• _EXERCISE PROMPT_
Every entry in the listing is to be reproduced exactly.

══════════════════════════════

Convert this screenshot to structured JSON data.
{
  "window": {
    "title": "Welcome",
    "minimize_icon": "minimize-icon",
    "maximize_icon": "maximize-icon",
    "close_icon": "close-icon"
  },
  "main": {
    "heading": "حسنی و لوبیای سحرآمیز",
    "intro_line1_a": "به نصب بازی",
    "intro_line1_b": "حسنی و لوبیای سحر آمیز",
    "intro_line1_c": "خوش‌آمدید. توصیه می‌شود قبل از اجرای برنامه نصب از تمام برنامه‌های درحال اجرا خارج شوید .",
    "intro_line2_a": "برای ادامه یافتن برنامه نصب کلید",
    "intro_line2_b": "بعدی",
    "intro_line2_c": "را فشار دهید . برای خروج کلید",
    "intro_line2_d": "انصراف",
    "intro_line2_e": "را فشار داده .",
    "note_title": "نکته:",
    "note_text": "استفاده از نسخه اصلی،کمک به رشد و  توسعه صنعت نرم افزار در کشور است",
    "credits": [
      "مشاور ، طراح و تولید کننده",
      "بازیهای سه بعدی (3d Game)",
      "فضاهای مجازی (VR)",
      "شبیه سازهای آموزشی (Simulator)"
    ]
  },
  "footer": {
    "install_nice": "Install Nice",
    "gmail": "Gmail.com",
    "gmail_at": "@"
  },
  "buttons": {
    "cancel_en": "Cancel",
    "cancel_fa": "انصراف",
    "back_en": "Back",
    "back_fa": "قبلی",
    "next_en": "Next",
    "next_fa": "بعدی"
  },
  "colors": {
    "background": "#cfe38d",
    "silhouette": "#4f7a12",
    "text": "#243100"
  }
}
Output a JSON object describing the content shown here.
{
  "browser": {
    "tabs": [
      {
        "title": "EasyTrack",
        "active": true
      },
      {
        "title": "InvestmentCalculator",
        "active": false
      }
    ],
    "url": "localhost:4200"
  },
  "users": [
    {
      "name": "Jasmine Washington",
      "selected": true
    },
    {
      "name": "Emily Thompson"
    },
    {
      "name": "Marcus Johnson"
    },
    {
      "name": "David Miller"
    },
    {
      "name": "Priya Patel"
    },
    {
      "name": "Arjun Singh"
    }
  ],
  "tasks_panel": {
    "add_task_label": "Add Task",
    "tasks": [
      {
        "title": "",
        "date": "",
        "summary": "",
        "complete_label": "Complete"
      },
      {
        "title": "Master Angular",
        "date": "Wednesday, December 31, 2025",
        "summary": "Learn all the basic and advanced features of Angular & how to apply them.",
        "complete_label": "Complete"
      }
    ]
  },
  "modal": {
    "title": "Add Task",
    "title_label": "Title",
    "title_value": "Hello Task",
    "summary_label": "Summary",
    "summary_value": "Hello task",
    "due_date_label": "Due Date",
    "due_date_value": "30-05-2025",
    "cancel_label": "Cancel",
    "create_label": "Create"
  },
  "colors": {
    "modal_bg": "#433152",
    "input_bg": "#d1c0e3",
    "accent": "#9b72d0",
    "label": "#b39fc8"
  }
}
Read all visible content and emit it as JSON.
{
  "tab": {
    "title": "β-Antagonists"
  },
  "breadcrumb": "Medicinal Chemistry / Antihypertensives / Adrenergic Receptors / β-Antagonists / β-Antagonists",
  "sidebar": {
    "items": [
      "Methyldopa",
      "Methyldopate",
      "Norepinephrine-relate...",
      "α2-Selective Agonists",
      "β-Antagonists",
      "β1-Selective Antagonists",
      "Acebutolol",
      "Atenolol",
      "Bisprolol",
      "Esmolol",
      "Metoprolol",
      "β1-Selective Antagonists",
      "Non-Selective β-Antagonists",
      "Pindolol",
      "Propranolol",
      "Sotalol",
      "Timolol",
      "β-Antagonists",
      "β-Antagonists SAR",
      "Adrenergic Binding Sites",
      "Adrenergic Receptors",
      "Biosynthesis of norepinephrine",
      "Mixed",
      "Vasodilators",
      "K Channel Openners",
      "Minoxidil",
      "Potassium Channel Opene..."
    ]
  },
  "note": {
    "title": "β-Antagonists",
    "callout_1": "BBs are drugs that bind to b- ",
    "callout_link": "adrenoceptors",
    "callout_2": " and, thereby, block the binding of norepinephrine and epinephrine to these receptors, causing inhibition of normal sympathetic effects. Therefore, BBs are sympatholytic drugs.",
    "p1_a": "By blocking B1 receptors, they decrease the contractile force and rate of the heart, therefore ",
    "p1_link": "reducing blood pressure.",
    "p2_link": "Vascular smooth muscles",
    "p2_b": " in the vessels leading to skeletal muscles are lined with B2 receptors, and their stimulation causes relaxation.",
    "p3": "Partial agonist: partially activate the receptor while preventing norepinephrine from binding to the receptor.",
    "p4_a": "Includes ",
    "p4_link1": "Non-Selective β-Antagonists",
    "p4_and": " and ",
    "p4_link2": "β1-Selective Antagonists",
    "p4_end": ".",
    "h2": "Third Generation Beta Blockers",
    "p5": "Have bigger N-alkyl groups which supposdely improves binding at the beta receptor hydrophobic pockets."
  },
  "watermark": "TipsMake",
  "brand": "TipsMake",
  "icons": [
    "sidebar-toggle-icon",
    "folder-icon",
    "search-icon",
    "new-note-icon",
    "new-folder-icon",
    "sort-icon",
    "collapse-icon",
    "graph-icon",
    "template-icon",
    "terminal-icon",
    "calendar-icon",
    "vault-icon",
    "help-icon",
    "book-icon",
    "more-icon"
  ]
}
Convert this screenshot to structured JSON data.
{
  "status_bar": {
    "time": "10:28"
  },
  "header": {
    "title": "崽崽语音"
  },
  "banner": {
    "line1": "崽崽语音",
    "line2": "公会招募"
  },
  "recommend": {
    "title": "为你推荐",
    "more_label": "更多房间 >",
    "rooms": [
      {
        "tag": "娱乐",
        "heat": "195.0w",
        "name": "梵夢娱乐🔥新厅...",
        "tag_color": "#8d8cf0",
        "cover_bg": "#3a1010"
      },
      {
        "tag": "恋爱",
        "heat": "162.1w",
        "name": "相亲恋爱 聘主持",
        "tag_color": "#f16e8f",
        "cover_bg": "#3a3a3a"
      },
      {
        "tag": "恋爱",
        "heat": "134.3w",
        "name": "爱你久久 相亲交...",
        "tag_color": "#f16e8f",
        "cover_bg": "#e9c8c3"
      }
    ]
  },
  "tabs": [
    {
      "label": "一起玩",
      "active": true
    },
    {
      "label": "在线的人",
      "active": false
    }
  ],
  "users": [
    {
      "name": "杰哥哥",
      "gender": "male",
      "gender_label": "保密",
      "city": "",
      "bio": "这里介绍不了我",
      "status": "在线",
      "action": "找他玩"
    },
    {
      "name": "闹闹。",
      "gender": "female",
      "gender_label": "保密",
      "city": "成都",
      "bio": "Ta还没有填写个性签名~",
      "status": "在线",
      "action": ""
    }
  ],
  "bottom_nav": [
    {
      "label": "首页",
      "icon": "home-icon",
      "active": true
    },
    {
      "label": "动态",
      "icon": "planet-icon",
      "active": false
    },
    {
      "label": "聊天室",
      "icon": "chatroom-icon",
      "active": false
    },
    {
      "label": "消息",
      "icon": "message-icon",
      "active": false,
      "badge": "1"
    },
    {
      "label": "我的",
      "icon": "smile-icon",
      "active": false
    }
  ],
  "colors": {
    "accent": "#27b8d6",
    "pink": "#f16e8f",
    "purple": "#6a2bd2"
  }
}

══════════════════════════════

• _RESPONSE TO THE TASK_
Convert this screenshot to structured JSON data.
{
  "window": {
    "title": "Welcome",
    "minimize_icon": "minimize-icon",
    "maximize_icon": "maximize-icon",
    "close_icon": "close-icon"
  },
  "main": {
    "heading": "حسنی و لوبیای سحرآمیز",
    "intro_line1_a": "به نصب بازی",
    "intro_line1_b": "حسنی و لوبیای سحر آمیز",
    "intro_line1_c": "خوش‌آمدید. توصیه می‌شود قبل از اجرای برنامه نصب از تمام برنامه‌های درحال اجرا خارج شوید .",
    "intro_line2_a": "برای ادامه یافتن برنامه نصب کلید",
    "intro_line2_b": "بعدی",
    "intro_line2_c": "را فشار دهید . برای خروج کلید",
    "intro_line2_d": "انصراف",
    "intro_line2_e": "را فشار داده .",
    "note_title": "نکته:",
    "note_text": "استفاده از نسخه اصلی،کمک به رشد و  توسعه صنعت نرم افزار در کشور است",
    "credits": [
      "مشاور ، طراح و تولید کننده",
      "بازیهای سه بعدی (3d Game)",
      "فضاهای مجازی (VR)",
      "شبیه سازهای آموزشی (Simulator)"
    ]
  },
  "footer": {
    "install_nice": "Install Nice",
    "gmail": "Gmail.com",
    "gmail_at": "@"
  },
  "buttons": {
    "cancel_en": "Cancel",
    "cancel_fa": "انصراف",
    "back_en": "Back",
    "back_fa": "قبلی",
    "next_en": "Next",
    "next_fa": "بعدی"
  },
  "colors": {
    "background": "#cfe38d",
    "silhouette": "#4f7a12",
    "text": "#243100"
  }
}
Output a JSON object describing the content shown here.
{
  "browser": {
    "tabs": [
      {
        "title": "EasyTrack",
        "active": true
      },
      {
        "title": "InvestmentCalculator",
        "active": false
      }
    ],
    "url": "localhost:4200"
  },
  "users": [
    {
      "name": "Jasmine Washington",
      "selected": true
    },
    {
      "name": "Emily Thompson"
    },
    {
      "name": "Marcus Johnson"
    },
    {
      "name": "David Miller"
    },
    {
      "name": "Priya Patel"
    },
    {
      "name": "Arjun Singh"
    }
  ],
  "tasks_panel": {
    "add_task_label": "Add Task",
    "tasks": [
      {
        "title": "",
        "date": "",
        "summary": "",
        "complete_label": "Complete"
      },
      {
        "title": "Master Angular",
        "date": "Wednesday, December 31, 2025",
        "summary": "Learn all the basic and advanced features of Angular & how to apply them.",
        "complete_label": "Complete"
      }
    ]
  },
  "modal": {
    "title": "Add Task",
    "title_label": "Title",
    "title_value": "Hello Task",
    "summary_label": "Summary",
    "summary_value": "Hello task",
    "due_date_label": "Due Date",
    "due_date_value": "30-05-2025",
    "cancel_label": "Cancel",
    "create_label": "Create"
  },
  "colors": {
    "modal_bg": "#433152",
    "input_bg": "#d1c0e3",
    "accent": "#9b72d0",
    "label": "#b39fc8"
  }
}
Read all visible content and emit it as JSON.
{
  "tab": {
    "title": "β-Antagonists"
  },
  "breadcrumb": "Medicinal Chemistry / Antihypertensives / Adrenergic Receptors / β-Antagonists / β-Antagonists",
  "sidebar": {
    "items": [
      "Methyldopa",
      "Methyldopate",
      "Norepinephrine-relate...",
      "α2-Selective Agonists",
      "β-Antagonists",
      "β1-Selective Antagonists",
      "Acebutolol",
      "Atenolol",
      "Bisprolol",
      "Esmolol",
      "Metoprolol",
      "β1-Selective Antagonists",
      "Non-Selective β-Antagonists",
      "Pindolol",
      "Propranolol",
      "Sotalol",
      "Timolol",
      "β-Antagonists",
      "β-Antagonists SAR",
      "Adrenergic Binding Sites",
      "Adrenergic Receptors",
      "Biosynthesis of norepinephrine",
      "Mixed",
      "Vasodilators",
      "K Channel Openners",
      "Minoxidil",
      "Potassium Channel Opene..."
    ]
  },
  "note": {
    "title": "β-Antagonists",
    "callout_1": "BBs are drugs that bind to b- ",
    "callout_link": "adrenoceptors",
    "callout_2": " and, thereby, block the binding of norepinephrine and epinephrine to these receptors, causing inhibition of normal sympathetic effects. Therefore, BBs are sympatholytic drugs.",
    "p1_a": "By blocking B1 receptors, they decrease the contractile force and rate of the heart, therefore ",
    "p1_link": "reducing blood pressure.",
    "p2_link": "Vascular smooth muscles",
    "p2_b": " in the vessels leading to skeletal muscles are lined with B2 receptors, and their stimulation causes relaxation.",
    "p3": "Partial agonist: partially activate the receptor while preventing norepinephrine from binding to the receptor.",
    "p4_a": "Includes ",
    "p4_link1": "Non-Selective β-Antagonists",
    "p4_and": " and ",
    "p4_link2": "β1-Selective Antagonists",
    "p4_end": ".",
    "h2": "Third Generation Beta Blockers",
    "p5": "Have bigger N-alkyl groups which supposdely improves binding at the beta receptor hydrophobic pockets."
  },
  "watermark": "TipsMake",
  "brand": "TipsMake",
  "icons": [
    "sidebar-toggle-icon",
    "folder-icon",
    "search-icon",
    "new-note-icon",
    "new-folder-icon",
    "sort-icon",
    "collapse-icon",
    "graph-icon",
    "template-icon",
    "terminal-icon",
    "calendar-icon",
    "vault-icon",
    "help-icon",
    "book-icon",
    "more-icon"
  ]
}
Convert this screenshot to structured JSON data.
{
  "status_bar": {
    "time": "10:28"
  },
  "header": {
    "title": "崽崽语音"
  },
  "banner": {
    "line1": "崽崽语音",
    "line2": "公会招募"
  },
  "recommend": {
    "title": "为你推荐",
    "more_label": "更多房间 >",
    "rooms": [
      {
        "tag": "娱乐",
        "heat": "195.0w",
        "name": "梵夢娱乐🔥新厅...",
        "tag_color": "#8d8cf0",
        "cover_bg": "#3a1010"
      },
      {
        "tag": "恋爱",
        "heat": "162.1w",
        "name": "相亲恋爱 聘主持",
        "tag_color": "#f16e8f",
        "cover_bg": "#3a3a3a"
      },
      {
        "tag": "恋爱",
        "heat": "134.3w",
        "name": "爱你久久 相亲交...",
        "tag_color": "#f16e8f",
        "cover_bg": "#e9c8c3"
      }
    ]
  },
  "tabs": [
    {
      "label": "一起玩",
      "active": true
    },
    {
      "label": "在线的人",
      "active": false
    }
  ],
  "users": [
    {
      "name": "杰哥哥",
      "gender": "male",
      "gender_label": "保密",
      "city": "",
      "bio": "这里介绍不了我",
      "status": "在线",
      "action": "找他玩"
    },
    {
      "name": "闹闹。",
      "gender": "female",
      "gender_label": "保密",
      "city": "成都",
      "bio": "Ta还没有填写个性签名~",
      "status": "在线",
      "action": ""
    }
  ],
  "bottom_nav": [
    {
      "label": "首页",
      "icon": "home-icon",
      "active": true
    },
    {
      "label": "动态",
      "icon": "planet-icon",
      "active": false
    },
    {
      "label": "聊天室",
      "icon": "chatroom-icon",
      "active": false
    },
    {
      "label": "消息",
      "icon": "message-icon",
      "active": false,
      "badge": "1"
    },
    {
      "label": "我的",
      "icon": "smile-icon",
      "active": false
    }
  ],
  "colors": {
    "accent": "#27b8d6",
    "pink": "#f16e8f",
    "purple": "#6a2bd2"
  }
}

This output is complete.